What this task involves - Lines in the entries below where the word "Porte" shows up should each be copied.

=== Data for analysis ===

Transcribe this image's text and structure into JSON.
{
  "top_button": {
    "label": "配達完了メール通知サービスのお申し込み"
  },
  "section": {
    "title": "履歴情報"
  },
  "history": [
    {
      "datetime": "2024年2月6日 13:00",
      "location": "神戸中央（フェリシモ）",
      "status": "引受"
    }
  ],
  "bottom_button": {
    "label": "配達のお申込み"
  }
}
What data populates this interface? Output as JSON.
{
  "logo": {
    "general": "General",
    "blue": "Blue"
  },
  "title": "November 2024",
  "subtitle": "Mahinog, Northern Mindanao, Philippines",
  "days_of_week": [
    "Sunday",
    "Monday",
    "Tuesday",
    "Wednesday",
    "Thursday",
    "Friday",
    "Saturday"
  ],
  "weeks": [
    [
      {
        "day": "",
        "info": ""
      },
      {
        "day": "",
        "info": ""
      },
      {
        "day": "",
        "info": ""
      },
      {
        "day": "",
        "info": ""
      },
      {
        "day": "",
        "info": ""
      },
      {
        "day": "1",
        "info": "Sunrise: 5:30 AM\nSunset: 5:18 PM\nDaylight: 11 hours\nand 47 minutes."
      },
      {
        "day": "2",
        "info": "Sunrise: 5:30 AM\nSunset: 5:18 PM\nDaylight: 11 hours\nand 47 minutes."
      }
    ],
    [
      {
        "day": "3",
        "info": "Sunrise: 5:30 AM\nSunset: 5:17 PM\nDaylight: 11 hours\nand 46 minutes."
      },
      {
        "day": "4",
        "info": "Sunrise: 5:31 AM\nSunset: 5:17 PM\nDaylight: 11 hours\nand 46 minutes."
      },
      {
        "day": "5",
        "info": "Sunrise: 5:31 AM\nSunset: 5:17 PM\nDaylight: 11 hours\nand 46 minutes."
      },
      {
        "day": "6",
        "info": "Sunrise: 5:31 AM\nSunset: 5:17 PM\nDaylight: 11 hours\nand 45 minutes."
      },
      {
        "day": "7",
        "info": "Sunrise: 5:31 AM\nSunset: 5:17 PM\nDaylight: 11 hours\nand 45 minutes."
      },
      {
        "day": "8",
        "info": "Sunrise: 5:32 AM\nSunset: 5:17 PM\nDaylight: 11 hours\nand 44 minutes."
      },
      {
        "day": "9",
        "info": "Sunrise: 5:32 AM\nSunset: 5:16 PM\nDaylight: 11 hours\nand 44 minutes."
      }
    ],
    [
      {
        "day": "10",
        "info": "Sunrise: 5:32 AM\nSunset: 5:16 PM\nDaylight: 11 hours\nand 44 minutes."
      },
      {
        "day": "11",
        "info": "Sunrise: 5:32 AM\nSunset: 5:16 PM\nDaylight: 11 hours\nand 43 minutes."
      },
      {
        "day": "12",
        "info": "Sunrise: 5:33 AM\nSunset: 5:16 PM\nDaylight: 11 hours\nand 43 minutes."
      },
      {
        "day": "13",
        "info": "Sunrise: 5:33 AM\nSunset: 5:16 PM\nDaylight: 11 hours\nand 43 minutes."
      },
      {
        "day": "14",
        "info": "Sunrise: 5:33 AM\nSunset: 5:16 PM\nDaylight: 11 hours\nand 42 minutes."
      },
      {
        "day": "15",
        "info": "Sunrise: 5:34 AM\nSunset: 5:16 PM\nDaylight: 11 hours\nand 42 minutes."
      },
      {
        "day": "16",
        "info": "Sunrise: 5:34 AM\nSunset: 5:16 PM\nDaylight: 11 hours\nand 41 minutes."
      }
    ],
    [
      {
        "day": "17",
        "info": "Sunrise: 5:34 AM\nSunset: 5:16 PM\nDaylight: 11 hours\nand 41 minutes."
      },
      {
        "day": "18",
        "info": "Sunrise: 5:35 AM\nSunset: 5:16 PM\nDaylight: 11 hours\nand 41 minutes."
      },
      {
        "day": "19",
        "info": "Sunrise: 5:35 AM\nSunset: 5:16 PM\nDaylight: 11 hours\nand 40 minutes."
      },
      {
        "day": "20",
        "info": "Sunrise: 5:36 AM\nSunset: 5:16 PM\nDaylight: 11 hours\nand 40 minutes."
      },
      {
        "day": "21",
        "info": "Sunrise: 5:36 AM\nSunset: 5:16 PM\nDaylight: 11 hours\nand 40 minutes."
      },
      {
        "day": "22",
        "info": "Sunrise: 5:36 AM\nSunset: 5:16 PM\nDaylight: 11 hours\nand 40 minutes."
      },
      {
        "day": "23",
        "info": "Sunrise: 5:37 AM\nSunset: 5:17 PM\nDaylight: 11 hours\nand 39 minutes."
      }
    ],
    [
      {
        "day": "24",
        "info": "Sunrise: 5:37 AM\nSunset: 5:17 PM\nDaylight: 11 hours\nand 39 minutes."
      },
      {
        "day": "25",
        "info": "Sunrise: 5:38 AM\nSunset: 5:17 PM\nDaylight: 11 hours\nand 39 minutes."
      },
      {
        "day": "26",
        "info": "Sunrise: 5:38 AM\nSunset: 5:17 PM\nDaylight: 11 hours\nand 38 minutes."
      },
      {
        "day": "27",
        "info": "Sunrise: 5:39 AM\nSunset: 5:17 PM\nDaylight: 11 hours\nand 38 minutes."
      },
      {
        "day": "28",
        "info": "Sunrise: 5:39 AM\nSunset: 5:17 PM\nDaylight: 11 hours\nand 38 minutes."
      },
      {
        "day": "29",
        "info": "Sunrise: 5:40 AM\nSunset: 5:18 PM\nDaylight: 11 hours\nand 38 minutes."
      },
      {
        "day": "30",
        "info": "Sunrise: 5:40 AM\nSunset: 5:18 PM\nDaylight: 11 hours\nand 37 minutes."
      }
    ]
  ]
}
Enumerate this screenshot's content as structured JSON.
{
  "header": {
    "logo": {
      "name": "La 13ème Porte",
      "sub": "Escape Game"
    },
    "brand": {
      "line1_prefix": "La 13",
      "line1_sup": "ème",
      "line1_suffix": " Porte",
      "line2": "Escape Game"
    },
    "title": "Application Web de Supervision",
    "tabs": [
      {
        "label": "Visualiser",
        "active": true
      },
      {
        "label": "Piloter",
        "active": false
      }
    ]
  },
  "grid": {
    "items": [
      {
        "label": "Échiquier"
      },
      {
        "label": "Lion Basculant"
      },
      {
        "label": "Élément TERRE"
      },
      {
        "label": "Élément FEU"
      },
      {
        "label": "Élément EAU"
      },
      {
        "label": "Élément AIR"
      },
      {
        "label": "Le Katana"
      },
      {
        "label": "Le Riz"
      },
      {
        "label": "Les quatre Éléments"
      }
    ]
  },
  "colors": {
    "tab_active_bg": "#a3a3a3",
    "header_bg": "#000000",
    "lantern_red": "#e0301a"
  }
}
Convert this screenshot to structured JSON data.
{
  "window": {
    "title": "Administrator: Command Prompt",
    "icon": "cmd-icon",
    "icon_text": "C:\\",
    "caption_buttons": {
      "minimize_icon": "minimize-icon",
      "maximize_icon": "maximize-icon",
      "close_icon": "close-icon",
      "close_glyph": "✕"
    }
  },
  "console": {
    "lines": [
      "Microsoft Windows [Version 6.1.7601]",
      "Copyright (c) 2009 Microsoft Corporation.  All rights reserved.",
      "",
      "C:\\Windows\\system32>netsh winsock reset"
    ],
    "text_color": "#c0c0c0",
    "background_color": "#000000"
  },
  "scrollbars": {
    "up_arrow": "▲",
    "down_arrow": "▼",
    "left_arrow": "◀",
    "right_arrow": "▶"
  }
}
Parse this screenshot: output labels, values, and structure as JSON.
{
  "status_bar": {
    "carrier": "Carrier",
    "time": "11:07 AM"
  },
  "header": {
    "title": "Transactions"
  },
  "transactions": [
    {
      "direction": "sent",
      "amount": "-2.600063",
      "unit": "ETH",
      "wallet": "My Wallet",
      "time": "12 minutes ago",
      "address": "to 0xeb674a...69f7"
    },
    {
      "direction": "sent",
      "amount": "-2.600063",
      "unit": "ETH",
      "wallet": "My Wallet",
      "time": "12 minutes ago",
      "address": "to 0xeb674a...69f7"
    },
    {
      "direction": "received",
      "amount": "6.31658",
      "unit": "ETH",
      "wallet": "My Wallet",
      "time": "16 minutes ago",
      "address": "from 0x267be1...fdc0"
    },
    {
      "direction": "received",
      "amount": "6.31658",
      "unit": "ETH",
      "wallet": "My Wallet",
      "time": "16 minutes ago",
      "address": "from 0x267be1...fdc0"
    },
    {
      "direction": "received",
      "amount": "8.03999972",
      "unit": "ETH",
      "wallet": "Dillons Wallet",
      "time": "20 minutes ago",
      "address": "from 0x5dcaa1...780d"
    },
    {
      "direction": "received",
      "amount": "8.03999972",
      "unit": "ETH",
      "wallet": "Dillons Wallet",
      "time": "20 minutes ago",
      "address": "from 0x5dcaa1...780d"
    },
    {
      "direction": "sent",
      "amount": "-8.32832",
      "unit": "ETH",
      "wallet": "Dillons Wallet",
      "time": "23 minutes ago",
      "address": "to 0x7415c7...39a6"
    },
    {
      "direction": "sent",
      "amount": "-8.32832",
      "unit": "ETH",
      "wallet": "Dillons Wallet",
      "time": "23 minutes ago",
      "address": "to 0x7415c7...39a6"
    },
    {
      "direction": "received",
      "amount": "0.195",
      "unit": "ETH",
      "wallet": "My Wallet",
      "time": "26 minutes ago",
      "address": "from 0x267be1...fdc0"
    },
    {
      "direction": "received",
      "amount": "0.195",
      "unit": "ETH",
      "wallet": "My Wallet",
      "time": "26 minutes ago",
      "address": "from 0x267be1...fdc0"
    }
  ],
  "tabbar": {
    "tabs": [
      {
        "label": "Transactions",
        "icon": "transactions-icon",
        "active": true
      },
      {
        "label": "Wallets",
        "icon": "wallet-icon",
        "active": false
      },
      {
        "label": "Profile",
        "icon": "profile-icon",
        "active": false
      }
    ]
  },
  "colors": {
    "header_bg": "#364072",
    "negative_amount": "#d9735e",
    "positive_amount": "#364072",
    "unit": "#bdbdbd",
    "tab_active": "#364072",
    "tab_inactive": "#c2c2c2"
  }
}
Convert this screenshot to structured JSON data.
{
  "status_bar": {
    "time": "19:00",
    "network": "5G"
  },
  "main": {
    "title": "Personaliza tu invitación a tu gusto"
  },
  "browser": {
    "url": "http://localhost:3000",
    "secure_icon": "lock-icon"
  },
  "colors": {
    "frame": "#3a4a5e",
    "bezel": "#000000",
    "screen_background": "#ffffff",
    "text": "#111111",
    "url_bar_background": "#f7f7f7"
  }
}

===

Expected output -
      "name": "La 13ème Porte",
      "line1_suffix": " Porte",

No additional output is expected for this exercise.